The National Weather Service in Tallahassee issued a hard freeze warning for a portion of South Georgia and North Florida this morning, predicting near-record lows of 18-21 degrees in Tallahassee and the surrounding areas.

But organizers of tonight's Jazz on the Square in Quincy saw the predictions and acted quickly, determining earlier this week that the event should be moved indoors. It will be held on the second floor of the Gadsden Arts Center, rather than on the Courthouse Square. Admission is still free, and the event is from 7 to 9 p.m.

But meteorologists are now saying the temperatures will be a little warmer. Expected lows will now likely be between 23 and 25 degrees throughout most of the area, and below-freezing temperatures could dominate for up to 12 hours.

Officials have warned that the colder temperatures could mean trouble for area residents without shelter, and exposed pipes can burst in low temperatures that last for more than two hours. Low temperatures can also be a danger to pets and crops, and pet owners and farmers, as well as nursery owners, are urged to take precautionary measures.

Here are some tips to keep in mind:

1. Bring plants and pets inside if possible. No matter how much you protect them, they'll risk illness or death due to the below freezing weather outside.

2. Keep plants and pets away from areas that may be cold for them, such as near a window where a draft may affect them. Keep pets warm with a blanket or something warm and soft.

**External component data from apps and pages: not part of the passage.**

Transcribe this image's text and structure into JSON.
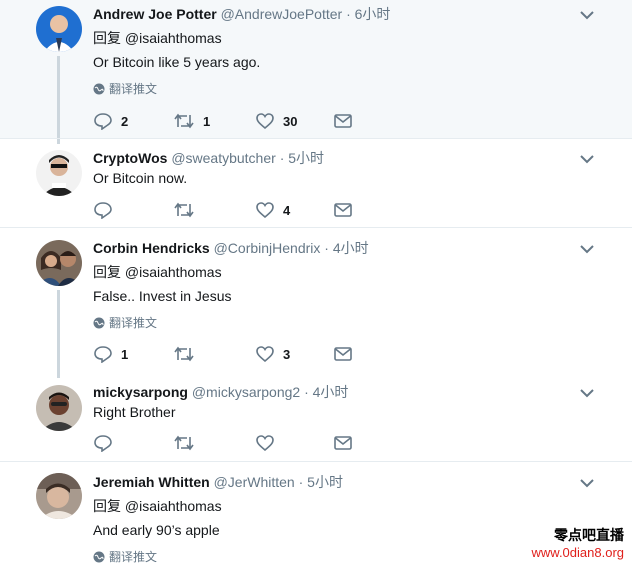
{
  "tweets": [
    {
      "name": "Andrew Joe Potter",
      "handle": "@AndrewJoePotter",
      "time": "· 6小时",
      "reply_prefix": "回复",
      "reply_to": "@isaiahthomas",
      "text": "Or Bitcoin like 5 years ago.",
      "translate": "翻译推文",
      "replies": "2",
      "retweets": "1",
      "likes": "30"
    },
    {
      "name": "CryptoWos",
      "handle": "@sweatybutcher",
      "time": "· 5小时",
      "text": "Or Bitcoin now.",
      "replies": "",
      "retweets": "",
      "likes": "4"
    },
    {
      "name": "Corbin Hendricks",
      "handle": "@CorbinjHendrix",
      "time": "· 4小时",
      "reply_prefix": "回复",
      "reply_to": "@isaiahthomas",
      "text": "False.. Invest in Jesus",
      "translate": "翻译推文",
      "replies": "1",
      "retweets": "",
      "likes": "3"
    },
    {
      "name": "mickysarpong",
      "handle": "@mickysarpong2",
      "time": "· 4小时",
      "text": "Right Brother",
      "replies": "",
      "retweets": "",
      "likes": ""
    },
    {
      "name": "Jeremiah Whitten",
      "handle": "@JerWhitten",
      "time": "· 5小时",
      "reply_prefix": "回复",
      "reply_to": "@isaiahthomas",
      "text": "And early 90’s apple",
      "translate": "翻译推文"
    }
  ],
  "watermark": {
    "line1": "零点吧直播",
    "line2": "www.0dian8.org"
  },
  "colors": {
    "highlight_bg": "#f5f8fa",
    "muted": "#657786",
    "divider": "#e6ecf0"
  }
}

3. Be careful with any kind of heaters inside. These can lead to house fires. Certain types of heaters may also put out carbon monoxide. Read the product manual and make sure there's a decent amount of air circulation in those areas.

4. Protect exposed pipes outside and during the overnight hours, run the water at a slow drip to help prevent freezing in the pipelines.

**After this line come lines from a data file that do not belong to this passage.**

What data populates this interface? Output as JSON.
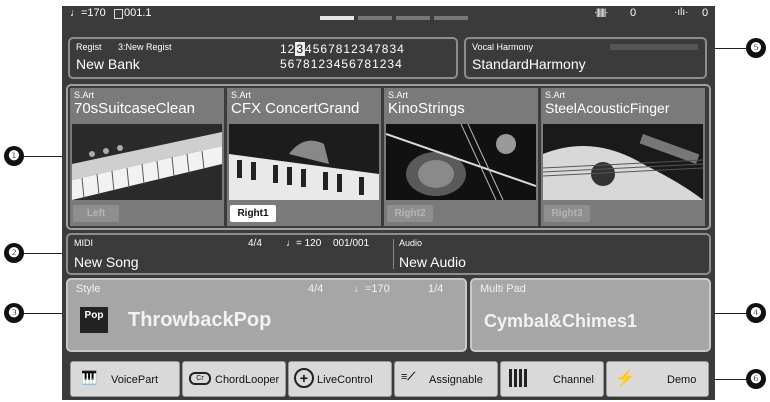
{
  "top": {
    "tempo": "♩=170",
    "position": "001.1",
    "left_counter": "0",
    "right_counter": "0"
  },
  "regist": {
    "title": "Regist",
    "current": "3:New Regist",
    "bank": "New Bank",
    "row1_a": "12",
    "row1_sel": "3",
    "row1_b": "4567812347834",
    "row2": "5678123456781234"
  },
  "vocal": {
    "title": "Vocal Harmony",
    "name": "StandardHarmony"
  },
  "voices": [
    {
      "tag": "S.Art",
      "name": "70sSuitcaseClean",
      "part": "Left",
      "active": false
    },
    {
      "tag": "S.Art",
      "name": "CFX ConcertGrand",
      "part": "Right1",
      "active": true
    },
    {
      "tag": "S.Art",
      "name": "KinoStrings",
      "part": "Right2",
      "active": false
    },
    {
      "tag": "S.Art",
      "name": "SteelAcousticFinger",
      "part": "Right3",
      "active": false
    }
  ],
  "song": {
    "midi_label": "MIDI",
    "time_sig": "4/4",
    "tempo": "♩= 120",
    "measure": "001/001",
    "song_name": "New Song",
    "audio_label": "Audio",
    "audio_name": "New Audio"
  },
  "style": {
    "label": "Style",
    "time_sig": "4/4",
    "tempo": "♩=170",
    "beat": "1/4",
    "icon_text": "Pop",
    "name": "ThrowbackPop"
  },
  "multipad": {
    "label": "Multi Pad",
    "name": "Cymbal&Chimes1"
  },
  "buttons": [
    "VoicePart",
    "ChordLooper",
    "LiveControl",
    "Assignable",
    "Channel",
    "Demo"
  ],
  "callouts": [
    "❶",
    "❷",
    "❸",
    "❹",
    "❺",
    "❻"
  ]
}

Here are some other tips from the American Red Cross when going outside:

1. Dress in several layers of lightweight clothing, which will keep you warmer than a single heavy coat.

2. Mittens provide more warmth to your hands than gloves. Wear a hat, preferably one that covers your ears.

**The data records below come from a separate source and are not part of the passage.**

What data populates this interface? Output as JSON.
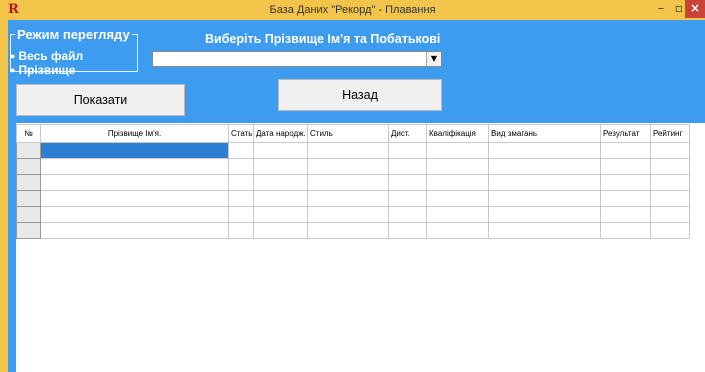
{
  "window": {
    "logo": "R",
    "title": "База Даних \"Рекорд\" - Плавання",
    "minimize": "–",
    "maximize": "▫",
    "close": "×"
  },
  "mode_group": {
    "legend": "Режим перегляду",
    "options": [
      {
        "label": "Весь файл"
      },
      {
        "label": "Прізвище"
      }
    ]
  },
  "selector": {
    "caption": "Виберіть Прізвище Ім'я та Побатькові",
    "value": "",
    "arrow": "▼"
  },
  "buttons": {
    "show": "Показати",
    "back": "Назад"
  },
  "table": {
    "headers": [
      "№",
      "Прізвище Ім'я.",
      "Стать",
      "Дата народж.",
      "Стиль",
      "Дист.",
      "Кваліфікація",
      "Вид змагань",
      "Результат",
      "Рейтинг"
    ],
    "row_count": 6
  },
  "colors": {
    "accent": "#3d9cf0",
    "titlebar": "#f2c54a",
    "selection": "#2d7fd4"
  }
}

3. Take frequent breaks and stay hydrated.

4. Seek medical attention immediately if you have symptoms of hypothermia including confusion, dizziness, exhaustion or severe shivering.

5. Seek medical attention immediately if you have symptoms of frostbite including numbness, flushed gray, white, blue or yellow skin discoloration, numbness or waxy feeling skin.

Here are some other tips from the American Red Cross to protect yourself at home:

1. Inspect fireplaces and wood stoves yearly. Use a sturdy fire screen with lit fires. Burn only wood. Never burn paper or pine boughs.

2. Use generators correctly. Never operate a generator inside your home, including the basement or garage. Do not hook up a generator directly to your home's wiring. The safest thing to do is to connect the equipment you want to power directly to the outlets on the generator.

3. Prevent frozen pipes. When the weather is very cold outside, open cabinet doors to let warm air circulate around water pipes. Let the cold water drip from the faucet served by exposed pipes. Running water through the pipe, even at a trickle, helps prevent pipes from freezing because the temperature of the water running through it is above freezing. Keep the thermostat set to a consistent temperature.

4. Don’t overload your electrical outlets.

5. If you plan on using an alternate heating source, never use a stove or oven to heat your home. Keep a glass or metal fire screen around the fireplace and never leave a fireplace fire unattended. If using a space heater, follow the manufacturer’s instructions on how to safely use the heater. Place it on a level, hard, nonflammable surface. Turn the space heater off when you leave the room or go to sleep. Keep children and pets away from your space heater and do not use it to dry wet clothing.